(Activity):
Look through the records, and whenever a line includes the word "Director", copy it.

(Records):

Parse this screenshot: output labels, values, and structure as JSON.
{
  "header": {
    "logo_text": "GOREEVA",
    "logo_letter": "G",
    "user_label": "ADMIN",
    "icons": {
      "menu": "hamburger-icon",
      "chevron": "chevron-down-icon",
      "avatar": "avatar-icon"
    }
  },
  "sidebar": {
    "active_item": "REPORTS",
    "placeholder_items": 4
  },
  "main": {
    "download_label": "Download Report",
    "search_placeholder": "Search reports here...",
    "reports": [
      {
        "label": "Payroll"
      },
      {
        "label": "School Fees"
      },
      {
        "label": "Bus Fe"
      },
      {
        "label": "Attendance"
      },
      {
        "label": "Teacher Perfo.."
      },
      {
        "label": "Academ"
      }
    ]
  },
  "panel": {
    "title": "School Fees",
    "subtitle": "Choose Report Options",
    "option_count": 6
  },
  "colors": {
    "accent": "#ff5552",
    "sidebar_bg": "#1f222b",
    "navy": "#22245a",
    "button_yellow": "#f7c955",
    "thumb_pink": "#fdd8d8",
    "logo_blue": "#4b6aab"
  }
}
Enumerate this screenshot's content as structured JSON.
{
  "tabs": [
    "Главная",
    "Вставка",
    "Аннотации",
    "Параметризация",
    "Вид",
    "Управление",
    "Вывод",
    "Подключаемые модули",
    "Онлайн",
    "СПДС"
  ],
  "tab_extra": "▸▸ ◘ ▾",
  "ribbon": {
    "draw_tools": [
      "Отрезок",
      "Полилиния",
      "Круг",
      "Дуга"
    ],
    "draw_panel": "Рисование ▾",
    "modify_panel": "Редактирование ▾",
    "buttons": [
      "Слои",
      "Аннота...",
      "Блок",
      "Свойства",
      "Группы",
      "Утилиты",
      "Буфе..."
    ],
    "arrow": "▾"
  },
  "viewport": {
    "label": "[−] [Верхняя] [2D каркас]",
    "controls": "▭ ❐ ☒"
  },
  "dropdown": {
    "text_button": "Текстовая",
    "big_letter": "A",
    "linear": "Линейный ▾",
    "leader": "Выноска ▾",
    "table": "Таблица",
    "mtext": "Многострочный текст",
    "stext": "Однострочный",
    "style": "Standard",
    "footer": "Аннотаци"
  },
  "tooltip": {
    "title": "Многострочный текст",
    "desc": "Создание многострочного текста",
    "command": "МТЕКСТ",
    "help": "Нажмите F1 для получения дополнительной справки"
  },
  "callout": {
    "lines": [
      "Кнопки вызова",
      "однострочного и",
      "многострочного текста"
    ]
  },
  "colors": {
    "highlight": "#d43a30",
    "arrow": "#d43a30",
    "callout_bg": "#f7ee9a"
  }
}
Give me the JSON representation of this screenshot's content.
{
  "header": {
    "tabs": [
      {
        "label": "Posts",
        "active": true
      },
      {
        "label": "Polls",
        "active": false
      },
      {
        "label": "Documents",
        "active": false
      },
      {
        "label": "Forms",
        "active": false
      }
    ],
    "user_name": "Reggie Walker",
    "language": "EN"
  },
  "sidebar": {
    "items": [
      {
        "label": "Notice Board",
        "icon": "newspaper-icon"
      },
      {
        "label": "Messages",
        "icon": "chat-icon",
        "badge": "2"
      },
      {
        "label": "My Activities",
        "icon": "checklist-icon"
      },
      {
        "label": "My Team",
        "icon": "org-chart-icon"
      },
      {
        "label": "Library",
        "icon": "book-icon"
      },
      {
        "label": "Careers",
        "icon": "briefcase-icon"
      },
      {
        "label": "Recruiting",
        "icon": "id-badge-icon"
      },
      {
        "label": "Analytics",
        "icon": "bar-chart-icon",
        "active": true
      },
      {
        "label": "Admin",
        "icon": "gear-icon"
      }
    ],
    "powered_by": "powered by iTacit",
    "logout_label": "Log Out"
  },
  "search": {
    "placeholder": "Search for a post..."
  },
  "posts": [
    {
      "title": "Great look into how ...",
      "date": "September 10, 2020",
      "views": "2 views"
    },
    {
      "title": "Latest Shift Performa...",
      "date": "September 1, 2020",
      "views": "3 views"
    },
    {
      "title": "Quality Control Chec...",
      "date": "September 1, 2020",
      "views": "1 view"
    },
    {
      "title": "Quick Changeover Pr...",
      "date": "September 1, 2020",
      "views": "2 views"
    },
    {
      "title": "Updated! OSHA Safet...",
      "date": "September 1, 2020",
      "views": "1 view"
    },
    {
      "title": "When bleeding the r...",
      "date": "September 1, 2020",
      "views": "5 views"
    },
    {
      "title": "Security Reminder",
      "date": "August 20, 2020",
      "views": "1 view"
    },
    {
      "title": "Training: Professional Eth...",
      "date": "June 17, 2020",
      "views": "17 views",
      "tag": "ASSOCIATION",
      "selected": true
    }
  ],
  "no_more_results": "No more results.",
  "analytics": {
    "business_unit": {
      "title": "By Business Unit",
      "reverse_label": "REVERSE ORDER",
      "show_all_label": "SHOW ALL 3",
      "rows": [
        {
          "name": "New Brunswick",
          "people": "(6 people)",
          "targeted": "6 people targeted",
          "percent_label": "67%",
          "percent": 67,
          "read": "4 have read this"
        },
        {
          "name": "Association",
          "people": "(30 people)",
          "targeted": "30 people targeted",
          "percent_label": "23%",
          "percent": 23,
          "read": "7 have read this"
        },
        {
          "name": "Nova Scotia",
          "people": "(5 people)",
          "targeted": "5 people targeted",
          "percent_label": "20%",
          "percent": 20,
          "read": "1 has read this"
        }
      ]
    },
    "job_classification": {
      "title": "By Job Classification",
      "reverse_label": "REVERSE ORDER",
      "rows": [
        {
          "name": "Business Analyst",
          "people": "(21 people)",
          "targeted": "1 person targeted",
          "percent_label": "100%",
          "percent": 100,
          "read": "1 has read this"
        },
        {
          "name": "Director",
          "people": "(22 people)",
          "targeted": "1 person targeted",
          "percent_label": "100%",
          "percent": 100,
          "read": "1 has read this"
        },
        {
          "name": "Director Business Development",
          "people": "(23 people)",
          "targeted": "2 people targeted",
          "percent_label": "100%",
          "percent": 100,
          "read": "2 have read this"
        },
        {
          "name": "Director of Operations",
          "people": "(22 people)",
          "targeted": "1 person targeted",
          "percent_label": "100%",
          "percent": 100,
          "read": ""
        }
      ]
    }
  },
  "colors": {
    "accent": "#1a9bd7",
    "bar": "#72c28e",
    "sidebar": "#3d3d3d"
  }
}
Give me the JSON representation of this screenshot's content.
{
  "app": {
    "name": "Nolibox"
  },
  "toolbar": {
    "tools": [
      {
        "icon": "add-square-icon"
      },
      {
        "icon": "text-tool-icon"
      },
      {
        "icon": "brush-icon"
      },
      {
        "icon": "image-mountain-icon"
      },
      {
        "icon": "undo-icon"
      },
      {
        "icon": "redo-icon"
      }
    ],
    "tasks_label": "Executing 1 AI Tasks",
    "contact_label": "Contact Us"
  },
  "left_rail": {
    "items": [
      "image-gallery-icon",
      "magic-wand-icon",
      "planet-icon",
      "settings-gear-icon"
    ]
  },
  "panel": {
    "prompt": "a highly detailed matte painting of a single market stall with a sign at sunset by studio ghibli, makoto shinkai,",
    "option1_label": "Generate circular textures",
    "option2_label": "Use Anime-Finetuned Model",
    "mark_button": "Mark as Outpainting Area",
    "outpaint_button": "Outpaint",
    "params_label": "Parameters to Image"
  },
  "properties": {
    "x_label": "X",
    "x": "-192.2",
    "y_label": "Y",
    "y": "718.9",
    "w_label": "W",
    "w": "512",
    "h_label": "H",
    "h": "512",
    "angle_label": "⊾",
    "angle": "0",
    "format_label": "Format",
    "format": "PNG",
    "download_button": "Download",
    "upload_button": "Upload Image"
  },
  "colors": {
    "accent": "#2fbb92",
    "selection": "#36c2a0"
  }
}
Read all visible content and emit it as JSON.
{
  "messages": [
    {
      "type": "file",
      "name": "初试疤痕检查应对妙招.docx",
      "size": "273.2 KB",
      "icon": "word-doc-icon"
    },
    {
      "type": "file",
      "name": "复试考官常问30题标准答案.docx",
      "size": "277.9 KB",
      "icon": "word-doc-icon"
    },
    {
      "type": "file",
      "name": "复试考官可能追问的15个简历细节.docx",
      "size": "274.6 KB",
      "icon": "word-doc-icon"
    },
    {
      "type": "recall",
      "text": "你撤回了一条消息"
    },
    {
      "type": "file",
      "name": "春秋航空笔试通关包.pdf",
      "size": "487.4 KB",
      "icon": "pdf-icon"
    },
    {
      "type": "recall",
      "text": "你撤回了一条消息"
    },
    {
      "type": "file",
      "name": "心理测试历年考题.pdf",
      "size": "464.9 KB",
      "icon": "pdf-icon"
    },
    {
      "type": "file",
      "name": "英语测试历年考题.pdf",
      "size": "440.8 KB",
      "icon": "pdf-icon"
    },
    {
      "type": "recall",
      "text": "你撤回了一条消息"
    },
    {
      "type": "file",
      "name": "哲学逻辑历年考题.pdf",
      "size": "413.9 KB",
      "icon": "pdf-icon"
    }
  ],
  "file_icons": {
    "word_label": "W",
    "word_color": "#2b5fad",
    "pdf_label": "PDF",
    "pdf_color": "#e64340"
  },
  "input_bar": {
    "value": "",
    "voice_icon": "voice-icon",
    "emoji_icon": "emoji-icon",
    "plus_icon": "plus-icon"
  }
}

(Written answer):
          "name": "Director",
          "name": "Director Business Development",
          "name": "Director of Operations",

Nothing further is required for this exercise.